According to the World Economic Forum 2016, the fourth industrial revolution (4IR), building on the third industrial revolution, i.e.
the digital revolution of information and communication technologies (ICT), is characterised by a fusion of technologies that is blurring the lines between the physical, digital and biological fields. 4IR issues have been a hot topic in many countries and territories around the world. As key technologies of the 4IR, the internet of things (IoT), artificial intelligence (AI), 3D printing, big data, robotics and cyber-physical systems (CPS) have been extensively addressed in most expert reports. These 4IR technologies are expected
to create up to $3.7 trillion in value
by 2025, and global competition to be the leader in 4IR technologies is heating up.
In the era of the 4IR, intellectual property
in the form of patents, designs, trade marks and copyrights can be especially valuable. It is well known that global companies have utilised intellectual property as economic moats. This trend can be easily understood from the statistics showing a steep 12-fold increase in worldwide patent registrations for 4IR technologies from 2010 to 2015.
According to the 2017 EPO Report Patents and the Fourth Industrial Revolution
, the USA, Europe and Japan have been the top innovators in 4IR technologies, and EP applications from South Korea and China have been on the rise in recent years. Furthermore, the report shows that core technology innovation is largely concentrated in a limited number of large ICT companies, such as Samsung, LG, Sony, GE and Google.
Statistical data from the Korean Intellectual Property Office (KIPO) also shows that the number of Korean patent applications for 4IR technologies is rapidly increasing.
To keep pace with the 4IR, the KIPO has recently introduced and implemented new IP policies geared toward 4IR technologies.
New technology classification system for seven core 4IR technologies
Patents related to 4IR technologies have problems in that they cannot be clearly sorted according to the existing patent classification system due to their innovative characteristics such as super-connection, super-intelligence and convergence.
In order to resolve these issues and establish suitable patent examination guidelines reflecting the attributes of the 4IR, the KIPO has established a new technology classification system for seven core 4IR technologies: AI, Big Data, IoT, 3D printing, autonomous driving, intelligent robotics and cloud computing. From January 2018, the KIPO has begun using this classification system for these seven core technical fields.
This new classification system is expected to be useful in dealing with the 4IR for various government policies in industry, science and technology sectors, as well as in patent examination.

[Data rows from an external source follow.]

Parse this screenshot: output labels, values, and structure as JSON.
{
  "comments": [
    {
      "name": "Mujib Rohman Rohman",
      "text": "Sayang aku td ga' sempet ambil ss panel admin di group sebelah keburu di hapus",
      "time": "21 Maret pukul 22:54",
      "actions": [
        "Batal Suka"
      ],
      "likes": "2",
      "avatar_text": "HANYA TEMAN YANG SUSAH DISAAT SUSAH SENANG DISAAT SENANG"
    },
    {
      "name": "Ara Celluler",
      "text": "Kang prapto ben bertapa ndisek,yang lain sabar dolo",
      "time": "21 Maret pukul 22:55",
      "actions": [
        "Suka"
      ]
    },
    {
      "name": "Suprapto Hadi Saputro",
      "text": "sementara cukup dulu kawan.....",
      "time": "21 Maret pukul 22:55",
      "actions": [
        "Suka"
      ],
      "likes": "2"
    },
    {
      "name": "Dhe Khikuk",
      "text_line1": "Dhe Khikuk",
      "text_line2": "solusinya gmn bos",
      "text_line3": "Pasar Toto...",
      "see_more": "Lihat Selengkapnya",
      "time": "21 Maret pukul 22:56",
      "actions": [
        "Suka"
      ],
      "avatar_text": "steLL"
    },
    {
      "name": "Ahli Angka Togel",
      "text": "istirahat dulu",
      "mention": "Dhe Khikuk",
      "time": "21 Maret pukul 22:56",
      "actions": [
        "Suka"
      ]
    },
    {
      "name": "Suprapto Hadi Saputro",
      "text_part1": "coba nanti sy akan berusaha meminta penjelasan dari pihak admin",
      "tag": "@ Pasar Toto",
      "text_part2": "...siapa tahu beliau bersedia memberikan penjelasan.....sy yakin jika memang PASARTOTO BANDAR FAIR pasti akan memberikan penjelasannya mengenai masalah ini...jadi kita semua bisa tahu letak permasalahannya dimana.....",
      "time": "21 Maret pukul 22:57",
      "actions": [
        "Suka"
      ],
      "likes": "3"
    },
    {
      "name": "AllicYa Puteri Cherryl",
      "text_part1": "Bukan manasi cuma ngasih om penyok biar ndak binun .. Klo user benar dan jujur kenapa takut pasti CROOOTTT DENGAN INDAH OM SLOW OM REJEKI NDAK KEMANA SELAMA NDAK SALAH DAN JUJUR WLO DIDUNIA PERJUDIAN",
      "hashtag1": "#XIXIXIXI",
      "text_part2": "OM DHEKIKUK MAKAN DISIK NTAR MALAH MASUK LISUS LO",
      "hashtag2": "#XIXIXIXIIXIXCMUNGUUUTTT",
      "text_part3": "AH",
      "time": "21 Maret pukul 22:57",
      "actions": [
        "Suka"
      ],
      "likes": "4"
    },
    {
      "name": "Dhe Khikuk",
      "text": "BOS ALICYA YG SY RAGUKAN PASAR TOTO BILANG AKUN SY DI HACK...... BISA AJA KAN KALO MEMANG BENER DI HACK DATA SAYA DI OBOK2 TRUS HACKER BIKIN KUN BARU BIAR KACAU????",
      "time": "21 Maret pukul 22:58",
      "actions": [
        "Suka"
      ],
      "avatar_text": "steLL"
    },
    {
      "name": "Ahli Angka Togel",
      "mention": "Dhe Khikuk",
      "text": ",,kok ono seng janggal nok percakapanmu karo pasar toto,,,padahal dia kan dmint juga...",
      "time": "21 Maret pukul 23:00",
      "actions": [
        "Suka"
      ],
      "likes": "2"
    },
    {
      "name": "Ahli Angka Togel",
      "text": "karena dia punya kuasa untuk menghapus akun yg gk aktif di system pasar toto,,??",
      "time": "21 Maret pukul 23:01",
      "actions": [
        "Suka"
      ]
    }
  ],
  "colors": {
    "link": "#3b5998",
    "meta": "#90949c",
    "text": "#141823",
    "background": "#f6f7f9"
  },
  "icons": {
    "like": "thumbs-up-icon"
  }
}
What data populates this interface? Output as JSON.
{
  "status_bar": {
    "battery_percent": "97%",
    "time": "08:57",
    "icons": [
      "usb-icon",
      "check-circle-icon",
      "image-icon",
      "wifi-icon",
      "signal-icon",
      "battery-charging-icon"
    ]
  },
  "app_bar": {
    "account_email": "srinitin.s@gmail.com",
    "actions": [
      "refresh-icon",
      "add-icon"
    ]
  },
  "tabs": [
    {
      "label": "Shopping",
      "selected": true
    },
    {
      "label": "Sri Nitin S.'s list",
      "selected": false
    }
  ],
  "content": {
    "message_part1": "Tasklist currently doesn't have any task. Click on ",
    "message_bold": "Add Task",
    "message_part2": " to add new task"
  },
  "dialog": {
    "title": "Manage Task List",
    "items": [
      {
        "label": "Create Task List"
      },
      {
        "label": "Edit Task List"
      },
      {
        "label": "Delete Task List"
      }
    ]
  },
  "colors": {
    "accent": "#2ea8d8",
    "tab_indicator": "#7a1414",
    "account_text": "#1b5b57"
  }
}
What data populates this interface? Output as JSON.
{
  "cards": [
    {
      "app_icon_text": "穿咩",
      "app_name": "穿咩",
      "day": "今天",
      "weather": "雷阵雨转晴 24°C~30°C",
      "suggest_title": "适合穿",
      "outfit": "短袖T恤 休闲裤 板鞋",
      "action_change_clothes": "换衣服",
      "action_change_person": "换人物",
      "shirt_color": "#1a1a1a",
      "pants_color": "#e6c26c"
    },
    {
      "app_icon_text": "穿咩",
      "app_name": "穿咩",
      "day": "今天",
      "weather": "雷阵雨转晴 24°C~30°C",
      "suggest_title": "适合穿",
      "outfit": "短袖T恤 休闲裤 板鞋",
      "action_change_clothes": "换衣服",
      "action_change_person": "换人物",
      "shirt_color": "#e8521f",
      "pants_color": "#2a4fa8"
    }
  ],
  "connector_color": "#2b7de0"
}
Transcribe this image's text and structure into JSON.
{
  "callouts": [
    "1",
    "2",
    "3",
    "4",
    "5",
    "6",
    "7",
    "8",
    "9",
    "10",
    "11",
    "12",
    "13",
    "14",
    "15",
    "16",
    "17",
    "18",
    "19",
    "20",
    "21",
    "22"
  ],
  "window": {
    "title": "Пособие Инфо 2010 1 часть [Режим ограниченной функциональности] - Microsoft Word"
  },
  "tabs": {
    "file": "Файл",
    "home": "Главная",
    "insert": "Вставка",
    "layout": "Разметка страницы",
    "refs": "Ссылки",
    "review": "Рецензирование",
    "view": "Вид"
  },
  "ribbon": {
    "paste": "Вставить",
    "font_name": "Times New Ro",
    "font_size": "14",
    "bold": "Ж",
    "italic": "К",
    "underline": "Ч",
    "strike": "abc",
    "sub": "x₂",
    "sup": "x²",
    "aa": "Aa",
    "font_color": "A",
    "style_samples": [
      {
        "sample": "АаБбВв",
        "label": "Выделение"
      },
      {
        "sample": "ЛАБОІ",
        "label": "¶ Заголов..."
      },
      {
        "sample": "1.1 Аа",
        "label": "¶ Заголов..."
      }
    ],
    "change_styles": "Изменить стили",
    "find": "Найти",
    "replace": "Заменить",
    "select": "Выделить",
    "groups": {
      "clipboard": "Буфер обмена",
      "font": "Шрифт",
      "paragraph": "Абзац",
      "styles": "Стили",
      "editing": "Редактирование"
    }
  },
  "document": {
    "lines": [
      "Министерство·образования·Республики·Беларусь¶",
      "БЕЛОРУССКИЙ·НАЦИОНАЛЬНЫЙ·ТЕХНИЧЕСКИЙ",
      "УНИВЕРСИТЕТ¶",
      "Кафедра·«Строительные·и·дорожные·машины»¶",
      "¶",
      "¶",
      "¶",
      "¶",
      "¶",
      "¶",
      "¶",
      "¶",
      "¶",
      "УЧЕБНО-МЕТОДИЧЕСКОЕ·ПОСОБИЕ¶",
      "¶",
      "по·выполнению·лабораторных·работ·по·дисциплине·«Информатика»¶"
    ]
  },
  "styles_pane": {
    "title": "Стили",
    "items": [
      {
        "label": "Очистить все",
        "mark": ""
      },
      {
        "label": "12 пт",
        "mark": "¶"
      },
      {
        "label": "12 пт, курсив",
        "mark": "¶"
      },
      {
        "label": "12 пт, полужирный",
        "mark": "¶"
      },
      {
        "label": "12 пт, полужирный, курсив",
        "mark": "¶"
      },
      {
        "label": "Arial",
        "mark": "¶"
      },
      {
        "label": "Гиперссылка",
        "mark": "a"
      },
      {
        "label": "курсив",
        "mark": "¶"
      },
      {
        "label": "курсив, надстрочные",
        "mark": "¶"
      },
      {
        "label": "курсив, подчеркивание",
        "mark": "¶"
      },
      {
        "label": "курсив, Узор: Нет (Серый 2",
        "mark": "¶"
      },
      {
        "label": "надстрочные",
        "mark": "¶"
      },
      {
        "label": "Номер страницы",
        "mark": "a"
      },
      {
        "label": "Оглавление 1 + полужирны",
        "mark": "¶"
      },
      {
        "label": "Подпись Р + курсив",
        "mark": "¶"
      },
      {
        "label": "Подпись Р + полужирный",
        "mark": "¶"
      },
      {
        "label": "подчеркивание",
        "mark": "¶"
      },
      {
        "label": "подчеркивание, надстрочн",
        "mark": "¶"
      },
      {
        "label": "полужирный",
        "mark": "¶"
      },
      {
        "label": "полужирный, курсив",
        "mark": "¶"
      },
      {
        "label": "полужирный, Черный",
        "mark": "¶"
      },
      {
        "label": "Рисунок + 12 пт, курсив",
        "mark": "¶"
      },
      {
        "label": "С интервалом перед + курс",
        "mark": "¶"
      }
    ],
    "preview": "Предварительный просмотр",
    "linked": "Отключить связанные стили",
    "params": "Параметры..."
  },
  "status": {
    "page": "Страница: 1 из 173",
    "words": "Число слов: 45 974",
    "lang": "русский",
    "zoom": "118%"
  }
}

The KIPO has revised the Enforcement Decree of the Korean Design Protection Act (effective as of January 2 2018) to expand eligible subjects for expedited examination so that applicants can request expedited examination for design registration applications directly related to the fourth industrial revolution, such as AI or robot technology. If a request for expedited examination is filed, the examination period, which is generally more than five months, can be shortened to two months. For example, designs related to AI-based personal robots and conferencing hub devices based on IoT and unified communications can enjoy the benefit of expedited IP registration.
Expedited examination will be available for patent applications related to the seven 4IR technologies above from around May 2018. A request for accelerated examination can speed up the examination, allowing one to receive a patent within about 5.7 months on average, which is shorter than the normal examination process of about 16.4 months. In consideration of the unique characteristics of the 4IR (super-connection, super-intelligence, convergence), the KIPO plans to actively carry out the three-examiner consultation system.
In the era of the 4IR, it is more important to secure intellectual property quickly since different technologies are converging and innovation is occurring rapidly. Therefore, these changes in the KIPO’s IP system will provide greater opportunities for applicants.
Updates to examination guidelines with regard to 4IR technology inventions
The KIPO’s patent/utility model examination guidelines, revised in January 2018, present specific cases for determining the inventiveness of inventions related to the fourth industrial revolution.
4IR technology inventions differ from those in other technical fields in that they are achieved through the convergence of different technologies, or are characterised by super-intelligence or super-connection on existing technologies. In principle, the general jurisprudence of judging the inventive step of an invention, which is based on technical difficulty and remarkable effects, also applies to these inventions. The revised guidelines, disclosing 14 example cases, have added that the inventive step can be recognised if there are any special difficulties in convergence, super-intelligence, or super-connection of technologies, or if there is an advantageous effect beyond effects predictable from the prior art.
For example, for inventions of IoT-related technologies, if there is an advantageous effect over the prior art resulting from the utilisation of information obtained by connecting the object to the network, the advantageous effect can be positively considered when determining an inventive step.
It is expected that the revised guidelines will be able to support more accurate, consistent and unbiased patent examination for fourth industrial revolution technologies in the future.